For the supposed bane of Wall Street, an ex-professor whose critics like to cast as an overzealous regulator champing at the bit of Big Government, Elizabeth Warren is actually quite fluent in the language of Big Business. “Rules should be focused, and those that are not useful should be revised or eliminated,” she told the U.S Chamber of Commerce’s Capital Markets Summit on Wednesday, pledging that the newfangled Consumer Financial Protection Bureau she’s setting up for the Obama administration would heed the corporate lobbying group’s call to “prevent duplicative and inconsistent regulation of Main Street business.”
That friendly appeal to big biz chiefs isn’t really new — it’s exactly what Warren has been doing for months as she tours the country, meeting with bankers to try to convince them the CFPB is a worthy pursuit. She’s also made several high-profile hires of ex-Wall Streeters, including former Deutsche Bank managing director Raj Date, now the bureau’s associate director for research, markets and regulations, and community bank liaison Elizabeth Vale, formerly of Morgan Stanley. But Warren’s insistence that all she wants is “a regulator with limited powers and the independence necessary to execute its authorities effectively” was a tough pill for the Chamber crowd to swallow.
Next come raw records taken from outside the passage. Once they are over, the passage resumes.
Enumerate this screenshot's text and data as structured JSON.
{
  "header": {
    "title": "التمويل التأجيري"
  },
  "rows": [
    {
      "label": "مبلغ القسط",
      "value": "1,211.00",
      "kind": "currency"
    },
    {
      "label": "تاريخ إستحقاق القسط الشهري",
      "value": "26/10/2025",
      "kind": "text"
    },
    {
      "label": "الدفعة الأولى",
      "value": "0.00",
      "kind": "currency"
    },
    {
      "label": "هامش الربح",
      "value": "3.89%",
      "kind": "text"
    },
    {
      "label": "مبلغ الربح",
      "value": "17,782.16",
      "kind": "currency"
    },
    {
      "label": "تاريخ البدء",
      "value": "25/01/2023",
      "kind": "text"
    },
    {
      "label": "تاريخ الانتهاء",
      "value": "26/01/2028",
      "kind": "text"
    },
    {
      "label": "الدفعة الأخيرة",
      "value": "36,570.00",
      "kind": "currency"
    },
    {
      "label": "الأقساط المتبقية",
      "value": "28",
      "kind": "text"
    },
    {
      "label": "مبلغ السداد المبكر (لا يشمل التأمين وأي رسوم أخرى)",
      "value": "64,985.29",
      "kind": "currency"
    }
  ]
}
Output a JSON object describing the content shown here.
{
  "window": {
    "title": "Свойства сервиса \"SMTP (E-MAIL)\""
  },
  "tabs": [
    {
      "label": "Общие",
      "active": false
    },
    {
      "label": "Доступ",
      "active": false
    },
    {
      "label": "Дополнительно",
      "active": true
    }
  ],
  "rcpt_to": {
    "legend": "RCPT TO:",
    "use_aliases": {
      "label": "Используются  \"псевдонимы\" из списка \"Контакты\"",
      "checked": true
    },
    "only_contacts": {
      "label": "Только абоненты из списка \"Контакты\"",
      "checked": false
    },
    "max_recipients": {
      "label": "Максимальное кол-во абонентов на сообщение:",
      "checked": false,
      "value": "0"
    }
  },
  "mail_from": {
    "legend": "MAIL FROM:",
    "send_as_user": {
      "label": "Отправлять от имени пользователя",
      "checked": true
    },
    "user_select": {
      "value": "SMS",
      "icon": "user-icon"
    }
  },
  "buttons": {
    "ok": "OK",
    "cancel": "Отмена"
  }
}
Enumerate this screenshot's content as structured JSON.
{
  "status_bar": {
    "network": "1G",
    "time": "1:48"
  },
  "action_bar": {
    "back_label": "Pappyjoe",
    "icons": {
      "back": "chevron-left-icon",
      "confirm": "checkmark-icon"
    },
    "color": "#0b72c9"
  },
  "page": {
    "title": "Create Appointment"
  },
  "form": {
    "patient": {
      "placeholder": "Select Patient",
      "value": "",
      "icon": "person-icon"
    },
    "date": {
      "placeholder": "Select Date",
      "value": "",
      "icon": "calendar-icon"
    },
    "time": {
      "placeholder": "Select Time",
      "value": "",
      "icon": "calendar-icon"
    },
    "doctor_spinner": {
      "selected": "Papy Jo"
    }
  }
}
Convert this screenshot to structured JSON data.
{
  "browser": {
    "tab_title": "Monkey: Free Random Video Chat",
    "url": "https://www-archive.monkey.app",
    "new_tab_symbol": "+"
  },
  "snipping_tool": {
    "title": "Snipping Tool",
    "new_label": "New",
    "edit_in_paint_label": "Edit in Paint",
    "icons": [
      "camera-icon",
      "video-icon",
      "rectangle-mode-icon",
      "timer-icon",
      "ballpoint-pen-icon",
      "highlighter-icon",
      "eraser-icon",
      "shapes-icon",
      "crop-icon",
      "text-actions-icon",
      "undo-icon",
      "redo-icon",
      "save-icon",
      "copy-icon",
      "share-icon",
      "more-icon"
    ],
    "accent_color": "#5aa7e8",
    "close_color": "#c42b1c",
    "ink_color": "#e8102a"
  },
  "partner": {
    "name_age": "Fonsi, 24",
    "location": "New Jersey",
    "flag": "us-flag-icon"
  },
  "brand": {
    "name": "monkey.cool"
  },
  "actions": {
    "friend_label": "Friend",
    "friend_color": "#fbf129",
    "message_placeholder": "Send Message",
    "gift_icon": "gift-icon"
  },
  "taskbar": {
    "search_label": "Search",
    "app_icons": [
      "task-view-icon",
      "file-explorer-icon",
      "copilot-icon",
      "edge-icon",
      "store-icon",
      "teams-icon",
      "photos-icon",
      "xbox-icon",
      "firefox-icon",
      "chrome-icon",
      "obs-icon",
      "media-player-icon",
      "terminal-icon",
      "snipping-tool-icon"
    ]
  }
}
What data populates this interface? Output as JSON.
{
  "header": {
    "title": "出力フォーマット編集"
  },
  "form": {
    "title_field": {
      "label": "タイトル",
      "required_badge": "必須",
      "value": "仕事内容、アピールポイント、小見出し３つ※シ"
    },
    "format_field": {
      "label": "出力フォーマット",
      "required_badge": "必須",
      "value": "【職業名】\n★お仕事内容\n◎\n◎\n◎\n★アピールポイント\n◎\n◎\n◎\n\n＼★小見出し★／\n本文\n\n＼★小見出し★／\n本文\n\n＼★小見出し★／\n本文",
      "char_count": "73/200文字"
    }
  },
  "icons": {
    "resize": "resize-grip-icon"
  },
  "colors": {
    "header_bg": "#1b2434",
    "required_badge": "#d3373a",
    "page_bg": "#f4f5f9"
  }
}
Though it’s not up and running yet, many in the banking sector would like to see the CFPB’s power pared back. Republicans have proposed legislation to make the new agency’s budget subject to Congress’s appropriations and oversight, rather than the independent position it was designed to have under the umbrella of the Federal Reserve. But that legislation is unlikely to go anywhere. And the industry has kept most of its jockeying and complaints out of the spotlight. Wednesday was an exception.
Jamie Dimon, CEO of JP Morgan Chase and a long-time foe of the CFPB, was on hand at the Chamber confab to offer an opposing view to Warren’s. He called the talk of increased transparency in the financial system “bugaboo,” accused regulators of “using fear to justify [their] position,” said new capital rules could be the “nail in our coffin of big American banks” and railed against the regulation of swipe fees. “We had a system of too many regulators, too much overlap and too many gaps,” he said. “Instead of simplifying and strengthening, we added more. It’s even more complicated now.”
But there were few, if any, jabs directed at the CFPB specifically. There might be a good reason for that. It’s rare for Warren and Dimon to appear in the same forum. TIME’s Steve Gandel once wrote of the former:
This is also the woman who makes Dimon, the head of the largest bank in America, shake with fear at night. How do I know this? Because I called and asked. I tried to set up a debate on the topic between Warren and Dimon. My pitch was, If you feel strongly about the topic, defend it in the pages of TIME magazine, and your side of the argument will be better for it. My proposal was that Dimon and Warren go on a foreclosure bus tour together. Take a look at the damage that has been done by option ARM loans and 2/28 hybrids, and then make the case as to why the proposed consumer financial protection agency would or would not have stopped the problems that led to the financial crisis.
Warren said yes. Dimon said no. To be fair to Dimon, I can’t find anyone of any stature (bank CEO or otherwise) willing to debate Warren on the issue. Ed Yingling of the American Bankers Association won’t stand up for the banks on the topic. Even the U.S. Chamber of Commerce’s Tom Donohue, whose organization runs a website dedicated to trying to stop the CFPA, is too much of a wimp to debate Warren. What’s more, I realize that the setting of a foreclosure bus tour (during which you look at houses that have been lost by borrowers to banks) might put Dimon on the defensive, but I said that Warren and I were flexible with the location. He could name his home court. Even so, Dimon said no. The p.r. person who was the go-between said Dimon and his team decided that arguing against consumer protection in the banking industry would make the CEO look bad.
There were few sparks Wednesday, in part because Warren’s appeal was so banker-friendly. “You can ask any student who took one of my classes, whether at Houston or Michigan or Harvard, whether they liked me or not, whether they got an A or a C,” she said in closing. “And they’ll be able to tell you about my deep belief in the importance of marketplaces, in the marketplace of ideas.” You might interpret that as a signal that she’s open to suggestions or a reassurance of her capitalist values. But a better translation might be: “My idea for a consumer protection bureau won out in the public forum and you, dear bankers, will have to live with it.”